Joaqu°n Alvarez, the owner of the painting, ponders the irony of Kingman's condition. "I feel sorry for the poor baseball player," he says, "and I certainly don't think that's where the investigation should go." He has even offered to fly to Phoenix from Spain to testify in Kingman's trial.

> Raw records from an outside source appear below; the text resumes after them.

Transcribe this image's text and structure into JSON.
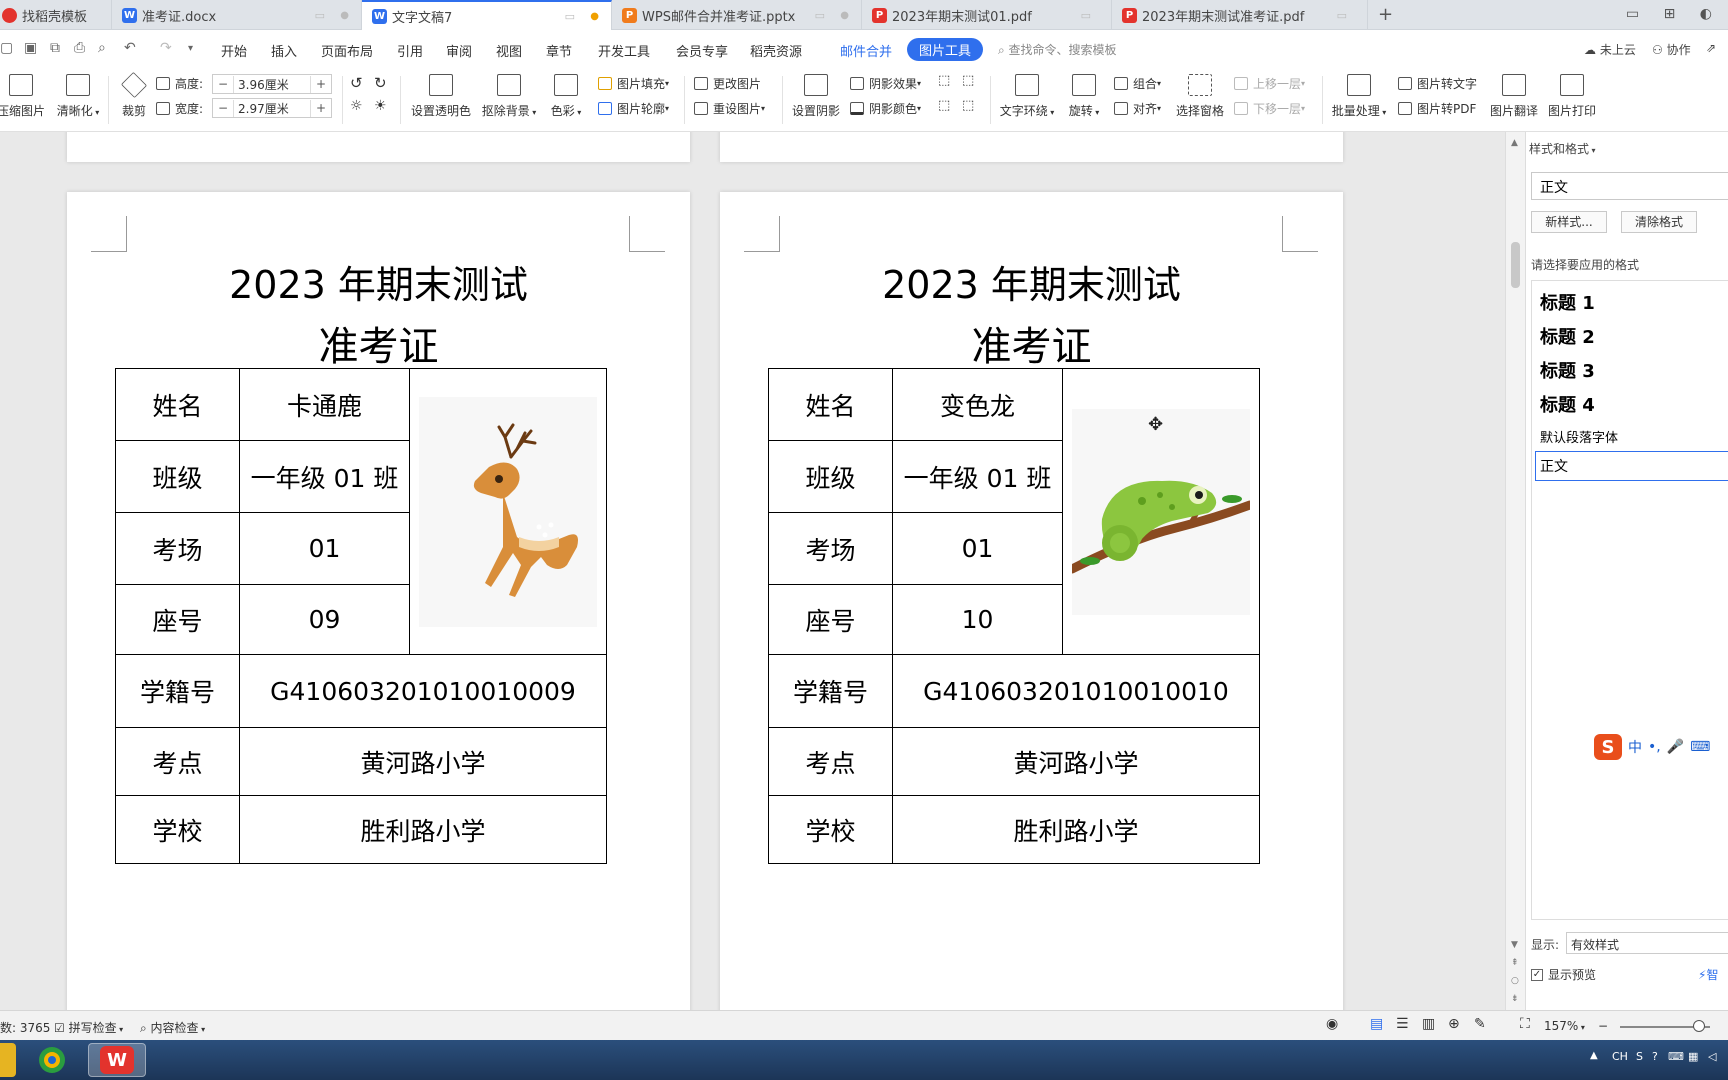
{
  "tabs": [
    {
      "label": "找稻壳模板",
      "icon_color": "#e3332d",
      "icon_char": "",
      "active": false
    },
    {
      "label": "准考证.docx",
      "icon_color": "#2f6fed",
      "icon_char": "W",
      "active": false
    },
    {
      "label": "文字文稿7",
      "icon_color": "#2f6fed",
      "icon_char": "W",
      "active": true
    },
    {
      "label": "WPS邮件合并准考证.pptx",
      "icon_color": "#f07b1c",
      "icon_char": "P",
      "active": false
    },
    {
      "label": "2023年期末测试01.pdf",
      "icon_color": "#e3332d",
      "icon_char": "P",
      "active": false
    },
    {
      "label": "2023年期末测试准考证.pdf",
      "icon_color": "#e3332d",
      "icon_char": "P",
      "active": false
    }
  ],
  "menu": {
    "items": [
      "开始",
      "插入",
      "页面布局",
      "引用",
      "审阅",
      "视图",
      "章节",
      "开发工具",
      "会员专享",
      "稻壳资源"
    ],
    "mail_merge": "邮件合并",
    "picture_tools": "图片工具",
    "search_placeholder": "查找命令、搜索模板",
    "cloud": "未上云",
    "collab": "协作"
  },
  "ribbon": {
    "compress": "压缩图片",
    "sharpen": "清晰化",
    "crop": "裁剪",
    "height_label": "高度:",
    "height_value": "3.96厘米",
    "width_label": "宽度:",
    "width_value": "2.97厘米",
    "set_transparent": "设置透明色",
    "remove_bg": "抠除背景",
    "color": "色彩",
    "pic_fill": "图片填充",
    "pic_outline": "图片轮廓",
    "change_pic": "更改图片",
    "reset_pic": "重设图片",
    "set_shadow": "设置阴影",
    "shadow_effect": "阴影效果",
    "shadow_color": "阴影颜色",
    "text_wrap": "文字环绕",
    "rotate": "旋转",
    "group": "组合",
    "align": "对齐",
    "select_pane": "选择窗格",
    "bring_forward": "上移一层",
    "send_backward": "下移一层",
    "batch": "批量处理",
    "pic_to_text": "图片转文字",
    "pic_to_pdf": "图片转PDF",
    "pic_translate": "图片翻译",
    "pic_print": "图片打印",
    "minus": "−",
    "plus": "+"
  },
  "cards": [
    {
      "title": "2023 年期末测试",
      "subtitle": "准考证",
      "labels": {
        "name": "姓名",
        "class": "班级",
        "room": "考场",
        "seat": "座号",
        "student_id": "学籍号",
        "site": "考点",
        "school": "学校"
      },
      "name": "卡通鹿",
      "class": "一年级 01 班",
      "room": "01",
      "seat": "09",
      "student_id": "G410603201010010009",
      "site": "黄河路小学",
      "school": "胜利路小学",
      "photo_icon": "deer-icon"
    },
    {
      "title": "2023 年期末测试",
      "subtitle": "准考证",
      "labels": {
        "name": "姓名",
        "class": "班级",
        "room": "考场",
        "seat": "座号",
        "student_id": "学籍号",
        "site": "考点",
        "school": "学校"
      },
      "name": "变色龙",
      "class": "一年级 01 班",
      "room": "01",
      "seat": "10",
      "student_id": "G410603201010010010",
      "site": "黄河路小学",
      "school": "胜利路小学",
      "photo_icon": "chameleon-icon"
    }
  ],
  "styles_pane": {
    "title": "样式和格式",
    "current_style": "正文",
    "new_style": "新样式...",
    "clear_format": "清除格式",
    "choose_label": "请选择要应用的格式",
    "items": [
      "标题  1",
      "标题  2",
      "标题  3",
      "标题  4"
    ],
    "default_font": "默认段落字体",
    "selected": "正文",
    "show_label": "显示:",
    "show_value": "有效样式",
    "preview_label": "显示预览",
    "smart": "智"
  },
  "statusbar": {
    "word_count": "数: 3765",
    "spell_check": "拼写检查",
    "content_check": "内容检查",
    "zoom": "157%"
  },
  "ime": {
    "lang": "中"
  },
  "tray": {
    "lang": "CH"
  }
}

Alvarez now wants the painting back, even though it is a fake, and even though he told police nine years ago that he didn't want the matter pursued. This renewed interest on his part has fueled breathless new speculation that the painting being held as evidence in the FBI vault is real and that the viscount has been keeping a poker face all these years. Alvarez now claims that investigators X-rayed the artwork and found another painting beneath the faux Picasso, bringing whole new levels of mystery to the affair. Kingman has joked that he wouldn't mind having the painting in his own living room as a conversation piece. It could also serve as a caution against embarking on any other hare-brained schemes. "I've picked out an epitaph for my tombstone: 'The truth is overrated,'" he says. "I don't know if it's from losing 20 games or from being a professional athlete, but I don't really give a fuck, because appearances are so full of shit, anyway.